Stored data entries:
====

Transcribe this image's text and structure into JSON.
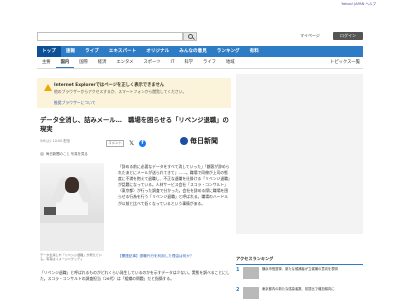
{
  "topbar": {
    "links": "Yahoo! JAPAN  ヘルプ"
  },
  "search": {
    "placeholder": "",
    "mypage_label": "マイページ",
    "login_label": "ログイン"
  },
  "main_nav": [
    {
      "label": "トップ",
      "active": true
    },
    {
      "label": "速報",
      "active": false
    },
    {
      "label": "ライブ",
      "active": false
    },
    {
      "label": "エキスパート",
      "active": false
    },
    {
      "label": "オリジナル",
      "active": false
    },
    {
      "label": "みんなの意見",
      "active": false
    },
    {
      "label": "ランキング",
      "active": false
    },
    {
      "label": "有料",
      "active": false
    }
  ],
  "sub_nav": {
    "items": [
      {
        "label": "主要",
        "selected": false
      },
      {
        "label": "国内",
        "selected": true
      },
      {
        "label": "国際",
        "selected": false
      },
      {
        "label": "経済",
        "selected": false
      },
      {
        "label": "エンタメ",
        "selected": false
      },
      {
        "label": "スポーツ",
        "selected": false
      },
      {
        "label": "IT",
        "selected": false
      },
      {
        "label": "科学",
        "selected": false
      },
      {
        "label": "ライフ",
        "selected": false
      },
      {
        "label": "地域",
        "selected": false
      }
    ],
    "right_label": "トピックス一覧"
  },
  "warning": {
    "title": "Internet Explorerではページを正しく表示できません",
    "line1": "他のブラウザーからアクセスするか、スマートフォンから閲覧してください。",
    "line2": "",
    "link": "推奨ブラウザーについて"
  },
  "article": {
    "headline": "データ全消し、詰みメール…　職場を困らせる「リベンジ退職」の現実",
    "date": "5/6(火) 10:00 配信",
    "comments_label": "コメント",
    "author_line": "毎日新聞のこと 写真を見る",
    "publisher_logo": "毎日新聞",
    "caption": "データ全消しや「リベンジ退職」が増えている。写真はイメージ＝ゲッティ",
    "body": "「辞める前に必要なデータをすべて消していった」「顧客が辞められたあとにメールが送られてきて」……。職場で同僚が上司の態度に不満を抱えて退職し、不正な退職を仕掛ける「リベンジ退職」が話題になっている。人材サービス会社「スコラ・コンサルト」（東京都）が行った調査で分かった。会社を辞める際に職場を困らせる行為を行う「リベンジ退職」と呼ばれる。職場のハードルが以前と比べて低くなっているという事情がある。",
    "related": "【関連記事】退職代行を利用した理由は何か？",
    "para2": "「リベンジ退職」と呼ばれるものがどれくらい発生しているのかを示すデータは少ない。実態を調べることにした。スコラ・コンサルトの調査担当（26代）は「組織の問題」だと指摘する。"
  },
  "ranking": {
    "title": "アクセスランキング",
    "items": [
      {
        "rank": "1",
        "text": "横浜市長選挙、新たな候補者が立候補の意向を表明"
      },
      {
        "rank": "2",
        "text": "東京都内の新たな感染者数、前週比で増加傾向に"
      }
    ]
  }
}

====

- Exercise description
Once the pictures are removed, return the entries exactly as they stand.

- Output for this exercise
Transcribe this image's text and structure into JSON.
{
  "topbar": {
    "links": "Yahoo! JAPAN  ヘルプ"
  },
  "search": {
    "placeholder": "",
    "mypage_label": "マイページ",
    "login_label": "ログイン"
  },
  "main_nav": [
    {
      "label": "トップ",
      "active": true
    },
    {
      "label": "速報",
      "active": false
    },
    {
      "label": "ライブ",
      "active": false
    },
    {
      "label": "エキスパート",
      "active": false
    },
    {
      "label": "オリジナル",
      "active": false
    },
    {
      "label": "みんなの意見",
      "active": false
    },
    {
      "label": "ランキング",
      "active": false
    },
    {
      "label": "有料",
      "active": false
    }
  ],
  "sub_nav": {
    "items": [
      {
        "label": "主要",
        "selected": false
      },
      {
        "label": "国内",
        "selected": true
      },
      {
        "label": "国際",
        "selected": false
      },
      {
        "label": "経済",
        "selected": false
      },
      {
        "label": "エンタメ",
        "selected": false
      },
      {
        "label": "スポーツ",
        "selected": false
      },
      {
        "label": "IT",
        "selected": false
      },
      {
        "label": "科学",
        "selected": false
      },
      {
        "label": "ライフ",
        "selected": false
      },
      {
        "label": "地域",
        "selected": false
      }
    ],
    "right_label": "トピックス一覧"
  },
  "warning": {
    "title": "Internet Explorerではページを正しく表示できません",
    "line1": "他のブラウザーからアクセスするか、スマートフォンから閲覧してください。",
    "line2": "",
    "link": "推奨ブラウザーについて"
  },
  "article": {
    "headline": "データ全消し、詰みメール…　職場を困らせる「リベンジ退職」の現実",
    "date": "5/6(火) 10:00 配信",
    "comments_label": "コメント",
    "author_line": "毎日新聞のこと 写真を見る",
    "publisher_logo": "毎日新聞",
    "caption": "データ全消しや「リベンジ退職」が増えている。写真はイメージ＝ゲッティ",
    "body": "「辞める前に必要なデータをすべて消していった」「顧客が辞められたあとにメールが送られてきて」……。職場で同僚が上司の態度に不満を抱えて退職し、不正な退職を仕掛ける「リベンジ退職」が話題になっている。人材サービス会社「スコラ・コンサルト」（東京都）が行った調査で分かった。会社を辞める際に職場を困らせる行為を行う「リベンジ退職」と呼ばれる。職場のハードルが以前と比べて低くなっているという事情がある。",
    "related": "【関連記事】退職代行を利用した理由は何か？",
    "para2": "「リベンジ退職」と呼ばれるものがどれくらい発生しているのかを示すデータは少ない。実態を調べることにした。スコラ・コンサルトの調査担当（26代）は「組織の問題」だと指摘する。"
  },
  "ranking": {
    "title": "アクセスランキング",
    "items": [
      {
        "rank": "1",
        "text": "横浜市長選挙、新たな候補者が立候補の意向を表明"
      },
      {
        "rank": "2",
        "text": "東京都内の新たな感染者数、前週比で増加傾向に"
      }
    ]
  }
}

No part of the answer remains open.